▸ Exercise objective
Every entry below should be printed exactly, without its images.
━━━━━━━━━━━━━━━━━━━━━━━━━━━━━━
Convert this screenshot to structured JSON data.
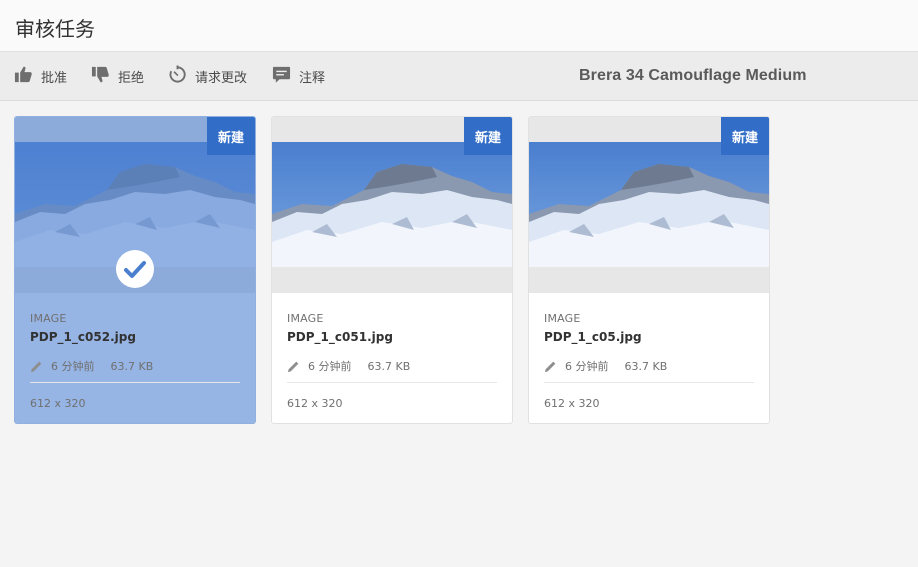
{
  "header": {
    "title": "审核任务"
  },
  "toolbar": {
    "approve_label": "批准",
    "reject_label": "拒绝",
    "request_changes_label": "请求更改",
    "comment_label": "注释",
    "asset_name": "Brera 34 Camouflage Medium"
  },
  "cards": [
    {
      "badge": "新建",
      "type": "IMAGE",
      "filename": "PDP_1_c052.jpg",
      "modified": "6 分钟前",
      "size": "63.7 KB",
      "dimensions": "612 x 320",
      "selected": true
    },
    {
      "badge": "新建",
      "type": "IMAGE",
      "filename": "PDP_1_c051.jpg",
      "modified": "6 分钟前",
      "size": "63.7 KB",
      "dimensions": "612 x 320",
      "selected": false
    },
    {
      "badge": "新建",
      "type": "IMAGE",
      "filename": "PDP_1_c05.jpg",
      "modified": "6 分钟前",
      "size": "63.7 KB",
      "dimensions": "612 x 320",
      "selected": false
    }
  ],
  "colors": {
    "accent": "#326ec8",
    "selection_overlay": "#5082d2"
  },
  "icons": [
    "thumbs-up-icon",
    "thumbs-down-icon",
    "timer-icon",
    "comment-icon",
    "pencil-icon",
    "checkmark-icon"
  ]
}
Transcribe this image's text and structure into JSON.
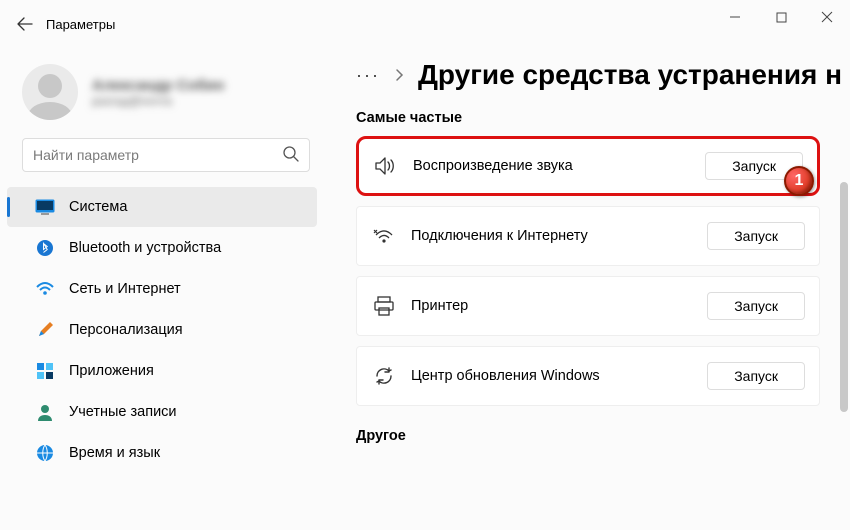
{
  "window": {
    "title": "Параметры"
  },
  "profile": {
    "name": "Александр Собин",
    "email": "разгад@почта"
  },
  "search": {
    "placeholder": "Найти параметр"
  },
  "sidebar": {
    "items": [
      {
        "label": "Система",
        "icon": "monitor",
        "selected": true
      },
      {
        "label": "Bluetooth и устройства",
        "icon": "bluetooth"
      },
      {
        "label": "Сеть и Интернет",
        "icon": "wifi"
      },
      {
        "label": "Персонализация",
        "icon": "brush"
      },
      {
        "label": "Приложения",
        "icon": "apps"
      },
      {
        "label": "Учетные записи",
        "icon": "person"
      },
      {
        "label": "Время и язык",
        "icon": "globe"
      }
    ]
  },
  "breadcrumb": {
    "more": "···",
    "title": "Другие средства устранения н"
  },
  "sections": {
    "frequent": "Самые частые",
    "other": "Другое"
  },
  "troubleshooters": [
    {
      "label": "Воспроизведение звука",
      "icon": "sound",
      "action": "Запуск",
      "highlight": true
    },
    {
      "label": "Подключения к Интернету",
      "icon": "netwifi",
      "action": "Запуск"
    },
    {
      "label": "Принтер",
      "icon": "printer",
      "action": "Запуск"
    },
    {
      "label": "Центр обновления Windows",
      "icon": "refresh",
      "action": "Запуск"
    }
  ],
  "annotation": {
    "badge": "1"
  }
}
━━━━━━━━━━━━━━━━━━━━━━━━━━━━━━
▸ Worked solution
Convert this screenshot to structured JSON data.
{
  "header": {
    "title": "审核任务"
  },
  "toolbar": {
    "approve_label": "批准",
    "reject_label": "拒绝",
    "request_changes_label": "请求更改",
    "comment_label": "注释",
    "asset_name": "Brera 34 Camouflage Medium"
  },
  "cards": [
    {
      "badge": "新建",
      "type": "IMAGE",
      "filename": "PDP_1_c052.jpg",
      "modified": "6 分钟前",
      "size": "63.7 KB",
      "dimensions": "612 x 320",
      "selected": true
    },
    {
      "badge": "新建",
      "type": "IMAGE",
      "filename": "PDP_1_c051.jpg",
      "modified": "6 分钟前",
      "size": "63.7 KB",
      "dimensions": "612 x 320",
      "selected": false
    },
    {
      "badge": "新建",
      "type": "IMAGE",
      "filename": "PDP_1_c05.jpg",
      "modified": "6 分钟前",
      "size": "63.7 KB",
      "dimensions": "612 x 320",
      "selected": false
    }
  ],
  "colors": {
    "accent": "#326ec8",
    "selection_overlay": "#5082d2"
  },
  "icons": [
    "thumbs-up-icon",
    "thumbs-down-icon",
    "timer-icon",
    "comment-icon",
    "pencil-icon",
    "checkmark-icon"
  ]
}
Transcribe this image's text and structure into JSON.
{
  "window": {
    "title": "Параметры"
  },
  "profile": {
    "name": "Александр Собин",
    "email": "разгад@почта"
  },
  "search": {
    "placeholder": "Найти параметр"
  },
  "sidebar": {
    "items": [
      {
        "label": "Система",
        "icon": "monitor",
        "selected": true
      },
      {
        "label": "Bluetooth и устройства",
        "icon": "bluetooth"
      },
      {
        "label": "Сеть и Интернет",
        "icon": "wifi"
      },
      {
        "label": "Персонализация",
        "icon": "brush"
      },
      {
        "label": "Приложения",
        "icon": "apps"
      },
      {
        "label": "Учетные записи",
        "icon": "person"
      },
      {
        "label": "Время и язык",
        "icon": "globe"
      }
    ]
  },
  "breadcrumb": {
    "more": "···",
    "title": "Другие средства устранения н"
  },
  "sections": {
    "frequent": "Самые частые",
    "other": "Другое"
  },
  "troubleshooters": [
    {
      "label": "Воспроизведение звука",
      "icon": "sound",
      "action": "Запуск",
      "highlight": true
    },
    {
      "label": "Подключения к Интернету",
      "icon": "netwifi",
      "action": "Запуск"
    },
    {
      "label": "Принтер",
      "icon": "printer",
      "action": "Запуск"
    },
    {
      "label": "Центр обновления Windows",
      "icon": "refresh",
      "action": "Запуск"
    }
  ],
  "annotation": {
    "badge": "1"
  }
}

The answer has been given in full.